The feeling of relief that your at the end, no more walking. To see family again but possibly not see the faces you have met along the way again.
Tha fact that you could do it and you did!! Because I'm quite sure you will now get there. But never doughted that you wouldn't.
The thoughts and memories that you now have I can't wait to hear.
Hope the rain has subsided a bit so you can finish in the dry and enjoy your last few days on the rocky roads.
Take care my so brave little sis. Love you and very very proud.x
Well, I didn't do the last hundred kms for several reasons, one being time and another the crowds – after the solitude of the Camino, the noise and bustle are a bit off-putting. but I did love Santiago and met Ed and Tim there as they celebrated the end of their cycle ride (10 days) along the Camino. And I had only done 250 km in that time!
But even with two passports and 700 kms covered, they didn't give me a compostella for the pilgrimage. I was too tired to be upset but one day will finish the last 150 and qualify.

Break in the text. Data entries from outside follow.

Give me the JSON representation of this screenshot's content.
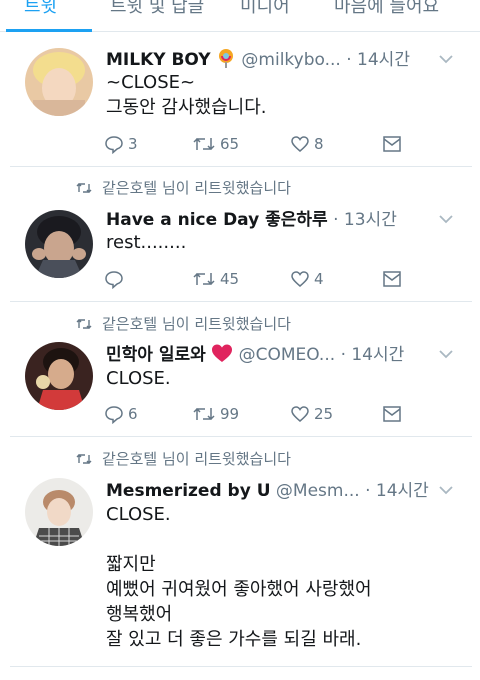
{
  "tabs": [
    {
      "label": "트윗"
    },
    {
      "label": "트윗 및 답글"
    },
    {
      "label": "미디어"
    },
    {
      "label": "마음에 들어요"
    }
  ],
  "tweets": [
    {
      "name": "MILKY BOY",
      "handle": "@milkybo...",
      "time": "· 14시간",
      "lines": [
        "~CLOSE~",
        "그동안 감사했습니다."
      ],
      "replies": "3",
      "retweets": "65",
      "likes": "8"
    },
    {
      "retweet_label": "같은호텔 님이 리트윗했습니다",
      "name": "Have a nice Day 좋은하루",
      "handle": "",
      "time": "· 13시간",
      "lines": [
        "rest........"
      ],
      "replies": "",
      "retweets": "45",
      "likes": "4"
    },
    {
      "retweet_label": "같은호텔 님이 리트윗했습니다",
      "name": "민학아 일로와",
      "handle": "@COMEO...",
      "time": "· 14시간",
      "lines": [
        "CLOSE."
      ],
      "replies": "6",
      "retweets": "99",
      "likes": "25"
    },
    {
      "retweet_label": "같은호텔 님이 리트윗했습니다",
      "name": "Mesmerized by U",
      "handle": "@Mesm...",
      "time": "· 14시간",
      "lines": [
        "CLOSE.",
        "",
        "짧지만",
        "예뻤어 귀여웠어 좋아했어 사랑했어",
        "행복했어",
        "잘 있고 더 좋은 가수를 되길 바래."
      ]
    }
  ],
  "colors": {
    "accent": "#1da1f2",
    "secondary_text": "#657786",
    "divider": "#e1e8ed",
    "heart_emoji": "#e0245e"
  },
  "icons": {
    "reply": "reply-icon",
    "retweet": "retweet-icon",
    "like": "heart-icon",
    "dm": "envelope-icon",
    "more": "chevron-down-icon"
  }
}
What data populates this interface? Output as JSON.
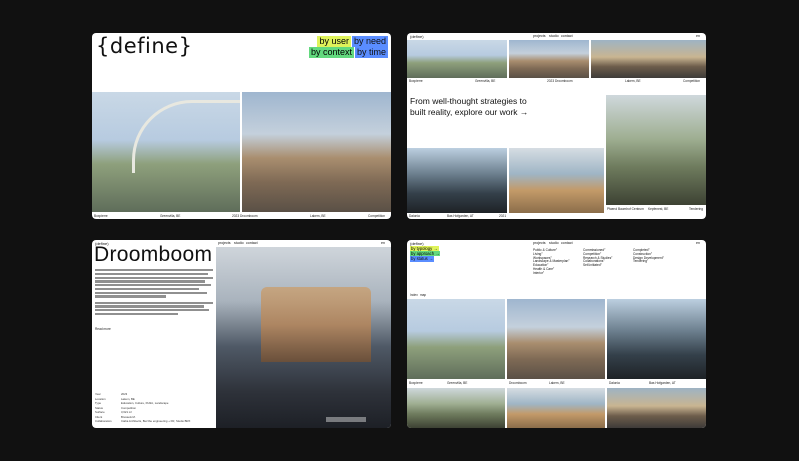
{
  "panel1": {
    "logo": "{define}",
    "tags": [
      "by user",
      "by need",
      "by context",
      "by time"
    ],
    "captions": [
      {
        "name": "Boxpierre",
        "place": ""
      },
      {
        "name": "Greenvilla, BE",
        "place": ""
      },
      {
        "name": "2023 Droomboom",
        "place": ""
      },
      {
        "name": "Lakem, BE",
        "place": ""
      },
      {
        "name": "Competition",
        "place": ""
      }
    ]
  },
  "panel2": {
    "logo": "(define)",
    "nav": [
      "projects",
      "studio",
      "contact"
    ],
    "lang": "en",
    "top_captions": [
      "Boxpierre",
      "Greenvilla, BE",
      "2023 Droomboom",
      "Lakem, BE",
      "Competition"
    ],
    "headline_1": "From well-thought strategies to",
    "headline_2": "built reality, explore our work →",
    "bottom_captions": [
      "Dalonia",
      "Bas Hofgarden, AT",
      "2021"
    ],
    "right_captions": [
      "Pfaend Baumhof Centrum",
      "Kepfenest, BE",
      "Tendering"
    ]
  },
  "panel3": {
    "logo": "(define)",
    "nav": [
      "projects",
      "studio",
      "contact"
    ],
    "lang": "en",
    "title": "Droomboom",
    "read_more": "Read more",
    "meta": [
      {
        "k": "Year",
        "v": "2023"
      },
      {
        "k": "Location",
        "v": "Lakem, BE"
      },
      {
        "k": "Type",
        "v": "Education, Culture, Public, Landscape"
      },
      {
        "k": "Status",
        "v": "Competition"
      },
      {
        "k": "Surface",
        "v": "3,621 m²"
      },
      {
        "k": "Client",
        "v": "Brussels M."
      },
      {
        "k": "Collaborators",
        "v": "Ciaba Architects, Buzzbe engineering + FR, Studio BRX"
      }
    ]
  },
  "panel4": {
    "logo": "(define)",
    "nav": [
      "projects",
      "studio",
      "contact"
    ],
    "lang": "en",
    "filters": [
      "by typology →",
      "by approach →",
      "by status →"
    ],
    "col1": [
      "Public & Culture°",
      "Living°",
      "Workspaces°",
      "Landscape & Masterplan°",
      "Education°",
      "Health & Care°",
      "Interior°"
    ],
    "col2": [
      "Commissioned°",
      "Competition°",
      "Research & Studies°",
      "Collaborations°",
      "Self-initiated°"
    ],
    "col3": [
      "Completed°",
      "Construction°",
      "Design Development°",
      "Tendering°"
    ],
    "view_toggle": [
      "Index",
      "map"
    ],
    "captions": [
      "Boxpierre",
      "Greenvilla, BE",
      "Droomboom",
      "Lakem, BE",
      "Dalonia",
      "Bas Hofgarden, AT"
    ]
  },
  "colors": {
    "background": "#111111",
    "tag_yellow": "#dff35a",
    "tag_blue": "#5a8dff",
    "tag_green": "#63d97e"
  }
}
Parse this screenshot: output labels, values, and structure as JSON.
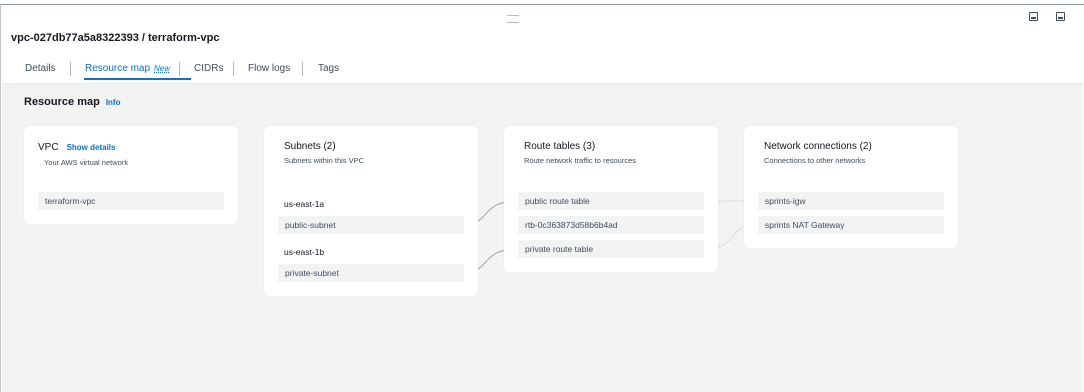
{
  "header": {
    "title": "vpc-027db77a5a8322393 / terraform-vpc"
  },
  "tabs": [
    {
      "label": "Details"
    },
    {
      "label": "Resource map",
      "badge": "New"
    },
    {
      "label": "CIDRs"
    },
    {
      "label": "Flow logs"
    },
    {
      "label": "Tags"
    }
  ],
  "resource_map": {
    "title": "Resource map",
    "info_label": "Info",
    "vpc": {
      "title": "VPC",
      "show_details": "Show details",
      "subtitle": "Your AWS virtual network",
      "items": [
        "terraform-vpc"
      ]
    },
    "subnets": {
      "title": "Subnets (2)",
      "subtitle": "Subnets within this VPC",
      "groups": [
        {
          "az": "us-east-1a",
          "items": [
            "public-subnet"
          ]
        },
        {
          "az": "us-east-1b",
          "items": [
            "private-subnet"
          ]
        }
      ]
    },
    "route_tables": {
      "title": "Route tables (3)",
      "subtitle": "Route network traffic to resources",
      "items": [
        "public route table",
        "rtb-0c363873d58b6b4ad",
        "private route table"
      ]
    },
    "network_connections": {
      "title": "Network connections (2)",
      "subtitle": "Connections to other networks",
      "items": [
        "sprints-igw",
        "sprints NAT Gateway"
      ]
    }
  },
  "colors": {
    "accent": "#0972d3",
    "background": "#f2f3f3",
    "card": "#ffffff",
    "connector": "#8d99a8"
  }
}
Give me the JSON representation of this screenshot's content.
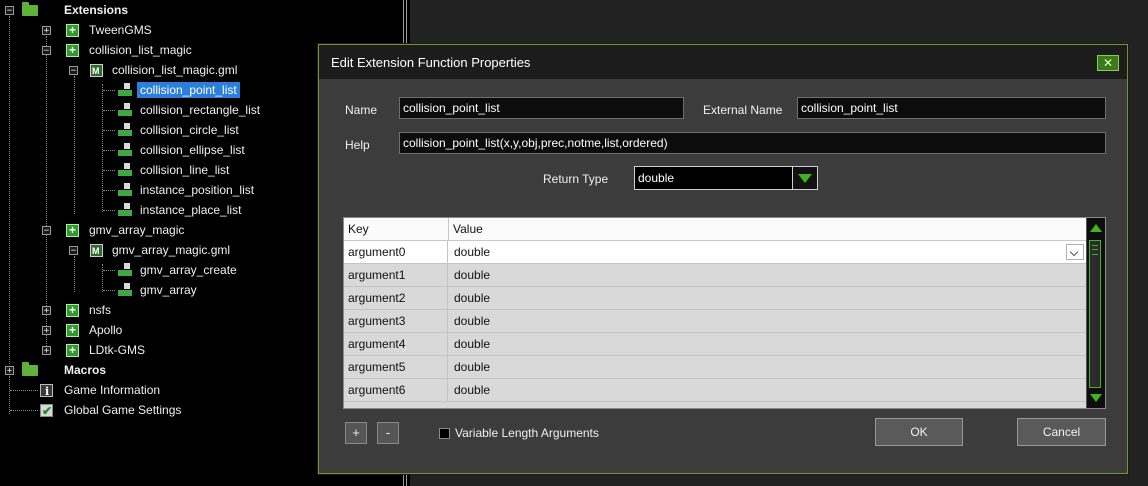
{
  "tree": {
    "extensions": "Extensions",
    "tweengms": "TweenGMS",
    "collision_list_magic": "collision_list_magic",
    "collision_list_magic_gml": "collision_list_magic.gml",
    "functions_1": [
      "collision_point_list",
      "collision_rectangle_list",
      "collision_circle_list",
      "collision_ellipse_list",
      "collision_line_list",
      "instance_position_list",
      "instance_place_list"
    ],
    "gmv_array_magic": "gmv_array_magic",
    "gmv_array_magic_gml": "gmv_array_magic.gml",
    "functions_2": [
      "gmv_array_create",
      "gmv_array"
    ],
    "nsfs": "nsfs",
    "apollo": "Apollo",
    "ldtk": "LDtk-GMS",
    "macros": "Macros",
    "game_info": "Game Information",
    "global_settings": "Global Game Settings"
  },
  "dialog": {
    "title": "Edit Extension Function Properties",
    "close_glyph": "✕",
    "name_label": "Name",
    "name_value": "collision_point_list",
    "external_name_label": "External Name",
    "external_name_value": "collision_point_list",
    "help_label": "Help",
    "help_value": "collision_point_list(x,y,obj,prec,notme,list,ordered)",
    "return_type_label": "Return Type",
    "return_type_value": "double",
    "grid": {
      "col_key": "Key",
      "col_value": "Value",
      "rows": [
        {
          "key": "argument0",
          "value": "double"
        },
        {
          "key": "argument1",
          "value": "double"
        },
        {
          "key": "argument2",
          "value": "double"
        },
        {
          "key": "argument3",
          "value": "double"
        },
        {
          "key": "argument4",
          "value": "double"
        },
        {
          "key": "argument5",
          "value": "double"
        },
        {
          "key": "argument6",
          "value": "double"
        }
      ]
    },
    "add_label": "+",
    "remove_label": "-",
    "variable_args_label": "Variable Length Arguments",
    "ok_label": "OK",
    "cancel_label": "Cancel"
  },
  "colors": {
    "accent_green": "#3fb41e",
    "selection_blue": "#2a7fdc",
    "dialog_bg": "#3c3c3c"
  }
}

Hope you are still walking well and beginning to feel the euphoria of the last kms. And the absolute joy of being able to stop walking. I still walked all round Santiago three times because it didn't seem natural to stop moving!!
Good luck with the final stages – We can't imagine you falling by the wayside – as the song goes – “Whoso beset her round, With dismal stories, Do but themselves confound, Her strength the more is.” – not good word order but that's poetic licence …. and the thought is there!
Expect to feel footsore for several days but that won't trouble you at all!!
Not far to go now, darling girl!
Best of all, look out for your first sight of the cathedral in Santiago whilst you are still a long way off and absorb the festive atmosphere walking into town.
A MUST-DO, get up on the roof of the Cathedral on one of their guided tours. Not just for the views, but to see the bishop's appartments and to see his dining room with stone depictions of some musical instruments now no longer in existence.
I was given a tip which you may or may not want to do. I was told to get to the cathedral one morning early, say before 7 am and certainly before the first tourists crowd in. Then just to sit there and do NOTHING.
For me it was deffo one of the hightlights not to be missed. Completely different atmosphere from all the noise and show biz stuff.
Just being quiet for a few minutes, quite ALONE. Makes the hairs stand on the back of my neck just telling you about this!
love and hugs and kisses